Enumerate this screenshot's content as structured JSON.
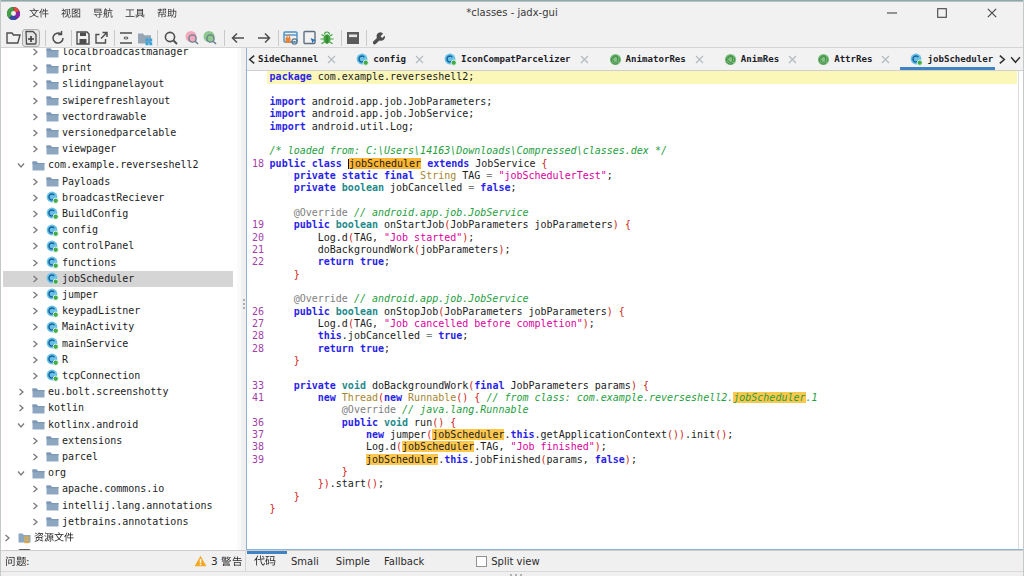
{
  "window": {
    "title": "*classes - jadx-gui",
    "controls": [
      {
        "icon": "minimize-icon"
      },
      {
        "icon": "maximize-icon"
      },
      {
        "icon": "close-icon"
      }
    ]
  },
  "menubar": {
    "items": [
      {
        "label": "文件"
      },
      {
        "label": "视图"
      },
      {
        "label": "导航"
      },
      {
        "label": "工具"
      },
      {
        "label": "帮助"
      }
    ]
  },
  "toolbar": {
    "items": [
      {
        "icon": "open-file-icon"
      },
      {
        "icon": "add-files-icon",
        "boxed": true
      },
      {
        "sep": true
      },
      {
        "icon": "reload-icon"
      },
      {
        "sep": true
      },
      {
        "icon": "save-all-icon"
      },
      {
        "icon": "export-icon"
      },
      {
        "sep": true
      },
      {
        "icon": "flatten-packages-icon"
      },
      {
        "icon": "packages-icon"
      },
      {
        "sep": true
      },
      {
        "icon": "search-icon"
      },
      {
        "icon": "text-search-icon"
      },
      {
        "icon": "class-search-icon"
      },
      {
        "sep": true
      },
      {
        "icon": "back-icon"
      },
      {
        "icon": "forward-icon"
      },
      {
        "sep": true
      },
      {
        "icon": "deobfuscation-icon"
      },
      {
        "icon": "quark-icon"
      },
      {
        "icon": "debug-icon"
      },
      {
        "sep": true
      },
      {
        "icon": "log-viewer-icon"
      },
      {
        "sep": true
      },
      {
        "icon": "settings-icon"
      }
    ]
  },
  "tree": {
    "items": [
      {
        "level": 2,
        "icon": "folder",
        "chev": "right",
        "label": "localbroadcastmanager"
      },
      {
        "level": 2,
        "icon": "folder",
        "chev": "right",
        "label": "print"
      },
      {
        "level": 2,
        "icon": "folder",
        "chev": "right",
        "label": "slidingpanelayout"
      },
      {
        "level": 2,
        "icon": "folder",
        "chev": "right",
        "label": "swiperefreshlayout"
      },
      {
        "level": 2,
        "icon": "folder",
        "chev": "right",
        "label": "vectordrawable"
      },
      {
        "level": 2,
        "icon": "folder",
        "chev": "right",
        "label": "versionedparcelable"
      },
      {
        "level": 2,
        "icon": "folder",
        "chev": "right",
        "label": "viewpager"
      },
      {
        "level": 1,
        "icon": "folder",
        "chev": "down",
        "label": "com.example.reverseshell2"
      },
      {
        "level": 2,
        "icon": "folder",
        "chev": "right",
        "label": "Payloads"
      },
      {
        "level": 2,
        "icon": "class",
        "chev": "right",
        "label": "broadcastReciever"
      },
      {
        "level": 2,
        "icon": "class",
        "chev": "right",
        "label": "BuildConfig"
      },
      {
        "level": 2,
        "icon": "class",
        "chev": "right",
        "label": "config"
      },
      {
        "level": 2,
        "icon": "class",
        "chev": "right",
        "label": "controlPanel"
      },
      {
        "level": 2,
        "icon": "class",
        "chev": "right",
        "label": "functions"
      },
      {
        "level": 2,
        "icon": "class",
        "chev": "right",
        "label": "jobScheduler",
        "selected": true
      },
      {
        "level": 2,
        "icon": "class",
        "chev": "right",
        "label": "jumper"
      },
      {
        "level": 2,
        "icon": "class",
        "chev": "right",
        "label": "keypadListner"
      },
      {
        "level": 2,
        "icon": "class",
        "chev": "right",
        "label": "MainActivity"
      },
      {
        "level": 2,
        "icon": "class",
        "chev": "right",
        "label": "mainService"
      },
      {
        "level": 2,
        "icon": "class",
        "chev": "right",
        "label": "R"
      },
      {
        "level": 2,
        "icon": "class",
        "chev": "right",
        "label": "tcpConnection"
      },
      {
        "level": 1,
        "icon": "folder",
        "chev": "right",
        "label": "eu.bolt.screenshotty"
      },
      {
        "level": 1,
        "icon": "folder",
        "chev": "right",
        "label": "kotlin"
      },
      {
        "level": 1,
        "icon": "folder",
        "chev": "down",
        "label": "kotlinx.android"
      },
      {
        "level": 2,
        "icon": "folder",
        "chev": "right",
        "label": "extensions"
      },
      {
        "level": 2,
        "icon": "folder",
        "chev": "right",
        "label": "parcel"
      },
      {
        "level": 1,
        "icon": "folder",
        "chev": "down",
        "label": "org"
      },
      {
        "level": 2,
        "icon": "folder",
        "chev": "right",
        "label": "apache.commons.io"
      },
      {
        "level": 2,
        "icon": "folder",
        "chev": "right",
        "label": "intellij.lang.annotations"
      },
      {
        "level": 2,
        "icon": "folder",
        "chev": "right",
        "label": "jetbrains.annotations"
      },
      {
        "level": 0,
        "icon": "resfolder",
        "chev": "right",
        "label": "资源文件",
        "cjk": true
      },
      {
        "level": 0,
        "icon": "cert",
        "chev": null,
        "label": "",
        "partial": true
      }
    ]
  },
  "editor": {
    "tabs": [
      {
        "label": "SideChannel",
        "icon": null,
        "closable": true
      },
      {
        "label": "config",
        "icon": "class",
        "closable": true
      },
      {
        "label": "IconCompatParcelizer",
        "icon": "class",
        "closable": true
      },
      {
        "label": "AnimatorRes",
        "icon": "annotation",
        "closable": true
      },
      {
        "label": "AnimRes",
        "icon": "annotation",
        "closable": true
      },
      {
        "label": "AttrRes",
        "icon": "annotation",
        "closable": true
      },
      {
        "label": "jobScheduler",
        "icon": "class",
        "closable": false,
        "active": true
      }
    ],
    "tab_scroll_left": "chevron-left-icon",
    "tab_scroll_right": "chevron-right-icon",
    "tab_list_dropdown": "chevron-down-icon",
    "code_lines": [
      {
        "n": null,
        "cur": true,
        "seg": [
          [
            "k",
            "package "
          ],
          [
            "p",
            "com.example.reverseshell2;"
          ]
        ]
      },
      {
        "n": null,
        "seg": []
      },
      {
        "n": null,
        "seg": [
          [
            "k",
            "import "
          ],
          [
            "p",
            "android.app.job.JobParameters;"
          ]
        ]
      },
      {
        "n": null,
        "seg": [
          [
            "k",
            "import "
          ],
          [
            "p",
            "android.app.job.JobService;"
          ]
        ]
      },
      {
        "n": null,
        "seg": [
          [
            "k",
            "import "
          ],
          [
            "p",
            "android.util.Log;"
          ]
        ]
      },
      {
        "n": null,
        "seg": []
      },
      {
        "n": null,
        "seg": [
          [
            "c",
            "/* loaded from: C:\\Users\\14163\\Downloads\\Compressed\\classes.dex */"
          ]
        ]
      },
      {
        "n": "18",
        "seg": [
          [
            "k",
            "public class "
          ],
          [
            "caret",
            ""
          ],
          [
            "hsel",
            "jobScheduler"
          ],
          [
            "p",
            " "
          ],
          [
            "k",
            "extends"
          ],
          [
            "p",
            " JobService "
          ],
          [
            "r",
            "{"
          ]
        ]
      },
      {
        "n": null,
        "seg": [
          [
            "k",
            "    private static final "
          ],
          [
            "y",
            "String"
          ],
          [
            "p",
            " TAG "
          ],
          [
            "o",
            "="
          ],
          [
            "p",
            " "
          ],
          [
            "s",
            "\"jobSchedulerTest\""
          ],
          [
            "p",
            ";"
          ]
        ]
      },
      {
        "n": null,
        "seg": [
          [
            "k",
            "    private "
          ],
          [
            "t",
            "boolean"
          ],
          [
            "p",
            " jobCancelled "
          ],
          [
            "o",
            "="
          ],
          [
            "p",
            " "
          ],
          [
            "k",
            "false"
          ],
          [
            "p",
            ";"
          ]
        ]
      },
      {
        "n": null,
        "seg": []
      },
      {
        "n": null,
        "seg": [
          [
            "a",
            "    @Override "
          ],
          [
            "c",
            "// android.app.job.JobService"
          ]
        ]
      },
      {
        "n": "19",
        "seg": [
          [
            "k",
            "    public "
          ],
          [
            "t",
            "boolean"
          ],
          [
            "p",
            " onStartJob"
          ],
          [
            "r",
            "("
          ],
          [
            "p",
            "JobParameters jobParameters"
          ],
          [
            "r",
            ")"
          ],
          [
            "p",
            " "
          ],
          [
            "r",
            "{"
          ]
        ]
      },
      {
        "n": "20",
        "seg": [
          [
            "p",
            "        Log.d"
          ],
          [
            "r",
            "("
          ],
          [
            "p",
            "TAG, "
          ],
          [
            "s",
            "\"Job started\""
          ],
          [
            "r",
            ")"
          ],
          [
            "p",
            ";"
          ]
        ]
      },
      {
        "n": "21",
        "seg": [
          [
            "p",
            "        doBackgroundWork"
          ],
          [
            "r",
            "("
          ],
          [
            "p",
            "jobParameters"
          ],
          [
            "r",
            ")"
          ],
          [
            "p",
            ";"
          ]
        ]
      },
      {
        "n": "22",
        "seg": [
          [
            "k",
            "        return true"
          ],
          [
            "p",
            ";"
          ]
        ]
      },
      {
        "n": null,
        "seg": [
          [
            "r",
            "    }"
          ]
        ]
      },
      {
        "n": null,
        "seg": []
      },
      {
        "n": null,
        "seg": [
          [
            "a",
            "    @Override "
          ],
          [
            "c",
            "// android.app.job.JobService"
          ]
        ]
      },
      {
        "n": "26",
        "seg": [
          [
            "k",
            "    public "
          ],
          [
            "t",
            "boolean"
          ],
          [
            "p",
            " onStopJob"
          ],
          [
            "r",
            "("
          ],
          [
            "p",
            "JobParameters jobParameters"
          ],
          [
            "r",
            ")"
          ],
          [
            "p",
            " "
          ],
          [
            "r",
            "{"
          ]
        ]
      },
      {
        "n": "27",
        "seg": [
          [
            "p",
            "        Log.d"
          ],
          [
            "r",
            "("
          ],
          [
            "p",
            "TAG, "
          ],
          [
            "s",
            "\"Job cancelled before completion\""
          ],
          [
            "r",
            ")"
          ],
          [
            "p",
            ";"
          ]
        ]
      },
      {
        "n": "28",
        "seg": [
          [
            "k",
            "        this"
          ],
          [
            "p",
            ".jobCancelled "
          ],
          [
            "o",
            "="
          ],
          [
            "p",
            " "
          ],
          [
            "k",
            "true"
          ],
          [
            "p",
            ";"
          ]
        ]
      },
      {
        "n": "28",
        "seg": [
          [
            "k",
            "        return true"
          ],
          [
            "p",
            ";"
          ]
        ]
      },
      {
        "n": null,
        "seg": [
          [
            "r",
            "    }"
          ]
        ]
      },
      {
        "n": null,
        "seg": []
      },
      {
        "n": "33",
        "seg": [
          [
            "k",
            "    private "
          ],
          [
            "t",
            "void"
          ],
          [
            "p",
            " doBackgroundWork"
          ],
          [
            "r",
            "("
          ],
          [
            "k",
            "final"
          ],
          [
            "p",
            " JobParameters params"
          ],
          [
            "r",
            ")"
          ],
          [
            "p",
            " "
          ],
          [
            "r",
            "{"
          ]
        ]
      },
      {
        "n": "41",
        "seg": [
          [
            "k",
            "        new "
          ],
          [
            "y",
            "Thread"
          ],
          [
            "r",
            "("
          ],
          [
            "k",
            "new"
          ],
          [
            "p",
            " "
          ],
          [
            "y",
            "Runnable"
          ],
          [
            "r",
            "()"
          ],
          [
            "p",
            " "
          ],
          [
            "r",
            "{"
          ],
          [
            "p",
            " "
          ],
          [
            "c",
            "// from class: com.example.reverseshell2."
          ],
          [
            "hc",
            "jobScheduler"
          ],
          [
            "c",
            ".1"
          ]
        ]
      },
      {
        "n": null,
        "seg": [
          [
            "a",
            "            @Override "
          ],
          [
            "c",
            "// java.lang.Runnable"
          ]
        ]
      },
      {
        "n": "36",
        "seg": [
          [
            "k",
            "            public "
          ],
          [
            "t",
            "void"
          ],
          [
            "p",
            " run"
          ],
          [
            "r",
            "()"
          ],
          [
            "p",
            " "
          ],
          [
            "r",
            "{"
          ]
        ]
      },
      {
        "n": "37",
        "seg": [
          [
            "k",
            "                new "
          ],
          [
            "p",
            "jumper"
          ],
          [
            "r",
            "("
          ],
          [
            "h",
            "jobScheduler"
          ],
          [
            "p",
            "."
          ],
          [
            "k",
            "this"
          ],
          [
            "p",
            ".getApplicationContext"
          ],
          [
            "r",
            "())"
          ],
          [
            "p",
            ".init"
          ],
          [
            "r",
            "()"
          ],
          [
            "p",
            ";"
          ]
        ]
      },
      {
        "n": "38",
        "seg": [
          [
            "p",
            "                Log.d"
          ],
          [
            "r",
            "("
          ],
          [
            "h",
            "jobScheduler"
          ],
          [
            "p",
            ".TAG, "
          ],
          [
            "s",
            "\"Job finished\""
          ],
          [
            "r",
            ")"
          ],
          [
            "p",
            ";"
          ]
        ]
      },
      {
        "n": "39",
        "seg": [
          [
            "p",
            "                "
          ],
          [
            "h",
            "jobScheduler"
          ],
          [
            "p",
            "."
          ],
          [
            "k",
            "this"
          ],
          [
            "p",
            ".jobFinished"
          ],
          [
            "r",
            "("
          ],
          [
            "p",
            "params, "
          ],
          [
            "k",
            "false"
          ],
          [
            "r",
            ")"
          ],
          [
            "p",
            ";"
          ]
        ]
      },
      {
        "n": null,
        "seg": [
          [
            "r",
            "            }"
          ]
        ]
      },
      {
        "n": null,
        "seg": [
          [
            "r",
            "        })"
          ],
          [
            "p",
            ".start"
          ],
          [
            "r",
            "()"
          ],
          [
            "p",
            ";"
          ]
        ]
      },
      {
        "n": null,
        "seg": [
          [
            "r",
            "    }"
          ]
        ]
      },
      {
        "n": null,
        "seg": [
          [
            "r",
            "}"
          ]
        ]
      }
    ]
  },
  "status_bar": {
    "issues_label": "问题:",
    "warning_icon": "warning-triangle-icon",
    "warnings_text": "3 警告",
    "warning_count": 3
  },
  "mode_tabs": {
    "items": [
      {
        "label": "代码",
        "active": true,
        "cjk": true
      },
      {
        "label": "Smali"
      },
      {
        "label": "Simple"
      },
      {
        "label": "Fallback"
      }
    ],
    "split_view_label": "Split view",
    "split_view_checked": false
  },
  "colors": {
    "accent_blue": "#3f83c5",
    "keyword": "#2a1fe8",
    "type": "#1f8a8c",
    "string": "#dc009c",
    "comment": "#1e9e3e",
    "annotation": "#808080",
    "bracket": "#cf2417",
    "class_ref": "#a6862e",
    "line_number": "#a23fa8",
    "occurrence_bg": "#ffc84d",
    "selected_occurrence_bg": "#ffb632",
    "current_line_bg": "#fbf7b8",
    "tree_selection_bg": "#d5d5d5",
    "warning_orange": "#f5a623"
  }
}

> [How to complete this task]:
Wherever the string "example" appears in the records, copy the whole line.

> [Answer space]:
        "label": "com.example.reverseshell2"
            "com.example.reverseshell2;"
            "// from class: com.example.reverseshell2."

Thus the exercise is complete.